  6. ^ "The Story of Africa". BBC World Service.
  7. ^ Julian Henderson, The Science & Archaeology of Materials, London: ROutledge 200: 54)
  8. ^ W SS, 'Glazed Faience Tiles found at Kerma in the Sudan,' Museum of the Fine Arts, Vol.LX:322, Boston 1962, p. 136
  9. ^ Peter Lacovara, 'Nubian Faience', in ed. Florence D Friendman, Gifts of the Nile - Ancient Egyptian Faience, London: Thames & Hudson, 1998, 46-49)
  10. ^ a b De Mola, Paul J. "Interrelations of Kerma and Pharaonic Egypt". World History Encyclopedia. Retrieved 21 June 2015.
  11. ^ a b c Kendall, T (1996). Kerma and the Kingdom of Kush, 2500-1500 BC: the archaeological discovery of an ancient Nubian empire. Washington, D.C.: National Museum of African Art, Smithsonian Institution. p. 126. ISBN 0965600106.
  12. ^ Reisner, G. A. (1923). Excavations at Kerma, Parts 1-3. Harvard African Studies (Vol. 5). Cambridge, Mass.: Harvard University Press.
  13. ^ Grzymski, K. (2008). Book review: The Nubian pharaohs: Black kings on the Nile. American Journal of Archaeology, Online Publications: Book Review. Retrieved from "Archived copy" (PDF). Archived from the original (PDF) on 2014-11-05. Retrieved 2014-12-17.{{cite web}}: CS1 maint: archived copy as title (link)
  14. ^ Eisa, K. A. (1999). Le mobilier et les coutumes funéraires koushites a l'époque méroïtique. Wiesbaden: Harrassowitz., translation by SenseOfHumerus.
  15. ^ Bonnet, Charles (2006). The Nubian Pharaohs. New York: The American University in Cairo Press. pp. 74–100. ISBN 978-977-416-010-3.
  16. ^ "Digging into Africa's past". Archived from the original on 2008-04-11. Retrieved 2014-12-17.
  17. ^ Bonnet, C., & Valbelle, D. (2006). The Nubian pharaohs : Black kings on the Nile. Cairo; New York: American University in Cairo Press.
  18. ^ Bonnet, C.(1992). Excavations at the Nubian royal town of Kerma: 1975–91. Antiquity, 66(252), 611–625.

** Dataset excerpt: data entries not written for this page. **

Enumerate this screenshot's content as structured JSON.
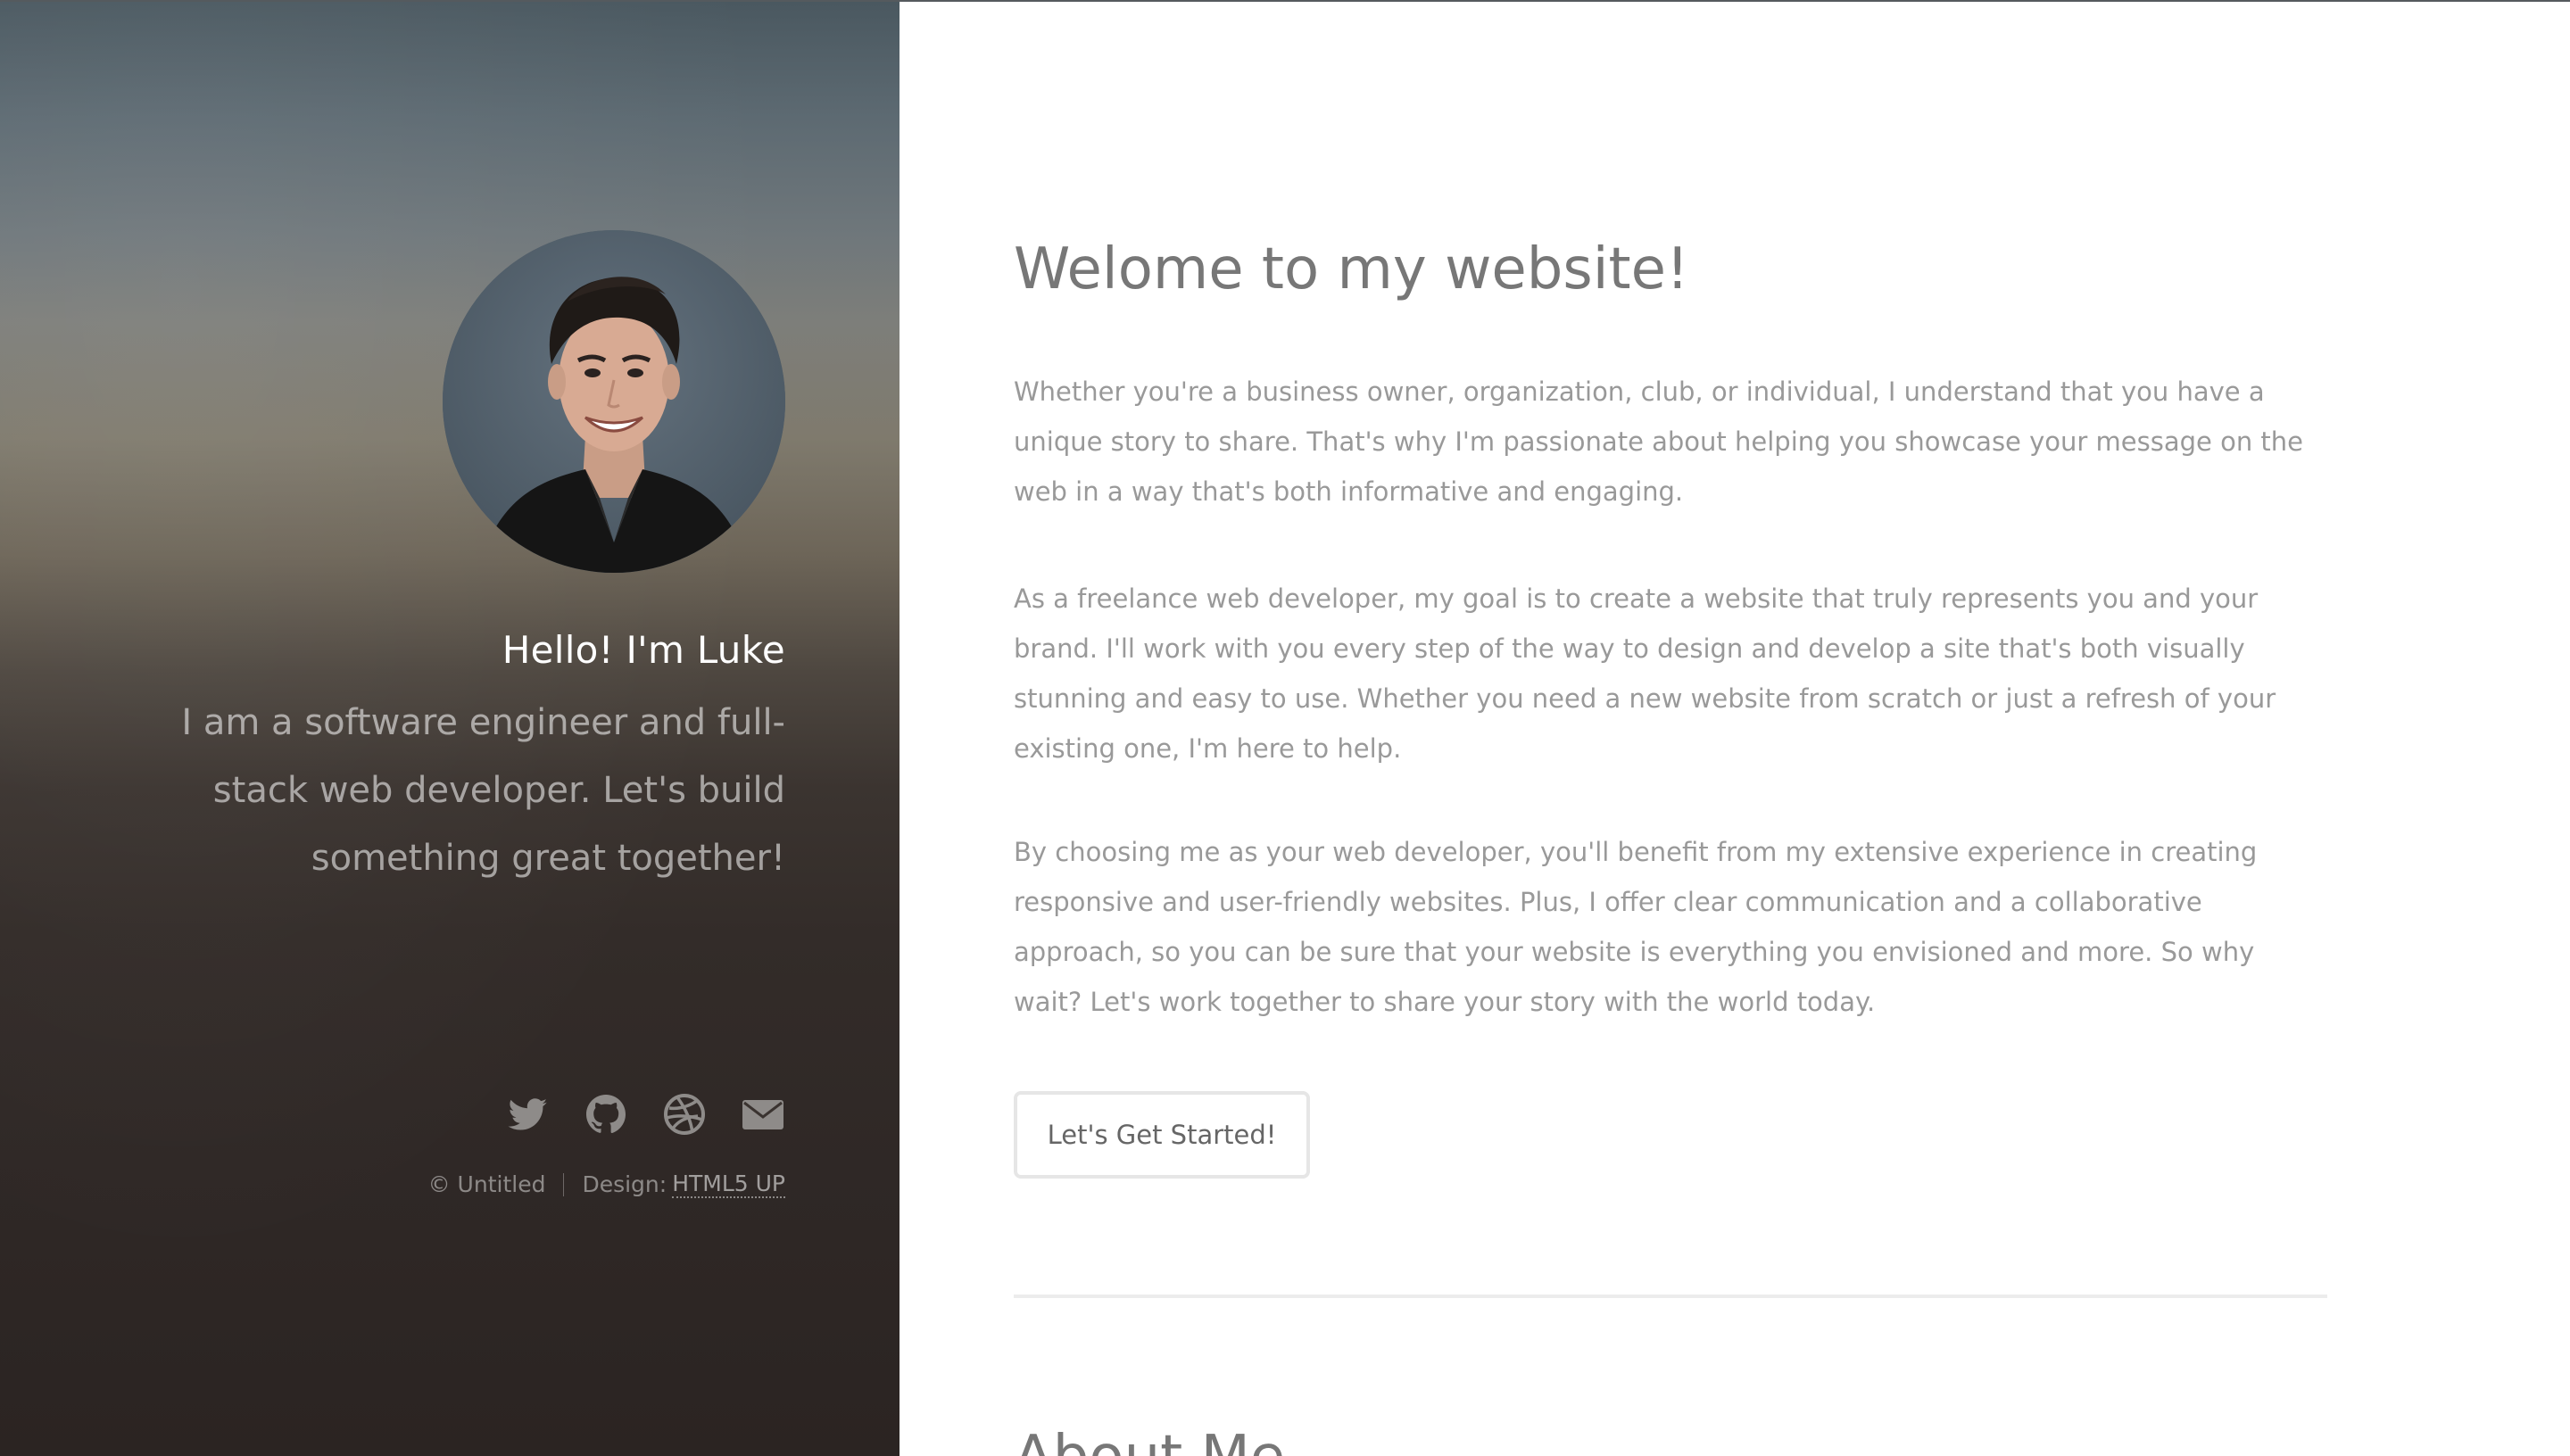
{
  "sidebar": {
    "hello": "Hello! I'm Luke",
    "intro": "I am a software engineer and full-stack web developer. Let's build something great together!",
    "social": [
      {
        "icon": "twitter-icon"
      },
      {
        "icon": "github-icon"
      },
      {
        "icon": "dribbble-icon"
      },
      {
        "icon": "envelope-icon"
      }
    ],
    "copyright": "© Untitled",
    "design_label": "Design:",
    "design_link": "HTML5 UP"
  },
  "main": {
    "title": "Welome to my website!",
    "paragraphs": [
      "Whether you're a business owner, organization, club, or individual, I understand that you have a unique story to share. That's why I'm passionate about helping you showcase your message on the web in a way that's both informative and engaging.",
      "As a freelance web developer, my goal is to create a website that truly represents you and your brand. I'll work with you every step of the way to design and develop a site that's both visually stunning and easy to use. Whether you need a new website from scratch or just a refresh of your existing one, I'm here to help.",
      "By choosing me as your web developer, you'll benefit from my extensive experience in creating responsive and user-friendly websites. Plus, I offer clear communication and a collaborative approach, so you can be sure that your website is everything you envisioned and more. So why wait? Let's work together to share your story with the world today."
    ],
    "cta_label": "Let's Get Started!",
    "about_title": "About Me"
  },
  "colors": {
    "heading": "#777777",
    "body_text": "#999999",
    "sidebar_text": "#ffffff"
  }
}
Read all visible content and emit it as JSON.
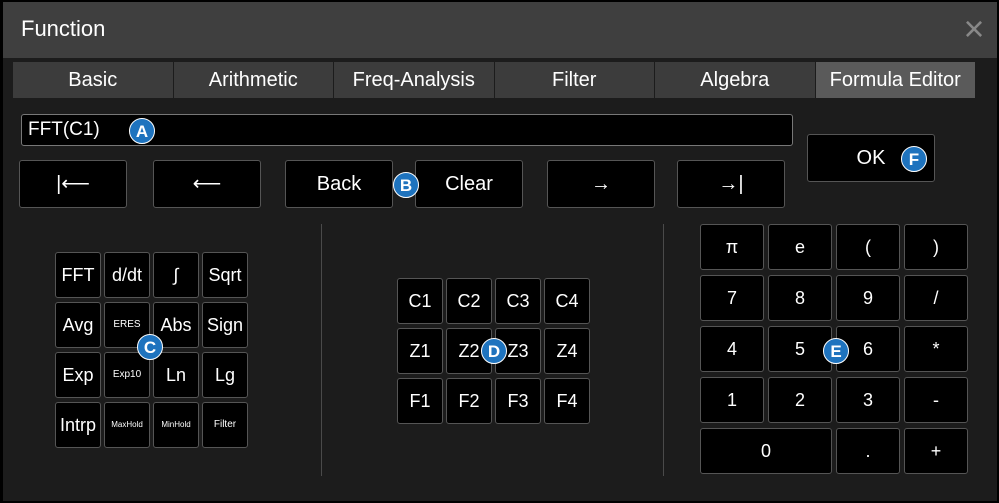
{
  "window": {
    "title": "Function",
    "close_glyph": "×"
  },
  "tabs": [
    {
      "label": "Basic"
    },
    {
      "label": "Arithmetic"
    },
    {
      "label": "Freq-Analysis"
    },
    {
      "label": "Filter"
    },
    {
      "label": "Algebra"
    },
    {
      "label": "Formula Editor",
      "active": true
    }
  ],
  "expression": {
    "value": "FFT(C1)"
  },
  "nav_buttons": [
    "|⟵",
    "⟵",
    "Back",
    "Clear",
    "→",
    "→|"
  ],
  "ok_button": "OK",
  "callouts": {
    "a": "A",
    "b": "B",
    "c": "C",
    "d": "D",
    "e": "E",
    "f": "F"
  },
  "function_keys": [
    [
      "FFT",
      "d/dt",
      "∫",
      "Sqrt"
    ],
    [
      "Avg",
      "ERES",
      "Abs",
      "Sign"
    ],
    [
      "Exp",
      "Exp10",
      "Ln",
      "Lg"
    ],
    [
      "Intrp",
      "MaxHold",
      "MinHold",
      "Filter"
    ]
  ],
  "source_keys": [
    [
      "C1",
      "C2",
      "C3",
      "C4"
    ],
    [
      "Z1",
      "Z2",
      "Z3",
      "Z4"
    ],
    [
      "F1",
      "F2",
      "F3",
      "F4"
    ]
  ],
  "numpad_keys": [
    [
      "π",
      "e",
      "(",
      ")"
    ],
    [
      "7",
      "8",
      "9",
      "/"
    ],
    [
      "4",
      "5",
      "6",
      "*"
    ],
    [
      "1",
      "2",
      "3",
      "-"
    ],
    [
      "0",
      ".",
      "+"
    ]
  ],
  "colors": {
    "accent": "#1e73be",
    "background": "#1c1c1c",
    "titlebar": "#3f3f3f"
  }
}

  19. ^ a b Buzon, M. R., & Judd, M. A. (2008). Investigating health at Kerma: Sacrificial versus nonsacrificial individuals. American Journal of Physical Anthropology, 136(1), 93–99.
  20. ^ Judd, M. (2004). Trauma in the city of Kerma: ancient versus modern injury patterns. International Journal of Osteoarchaeology, 14(1), 34–51. doi:10.1002/oa.711
  21. ^ Keita, S. O. Y. (1992). "Further studies of crania from ancient Northern Africa: An analysis of crania from First Dynasty Egyptian tombs, using multiple discriminant functions". American Journal of Physical Anthropology. 87 (3): 245–254. doi:10.1002/ajpa.1330870302. ISSN 1096-8644. PMID 1562056.

External linksEdit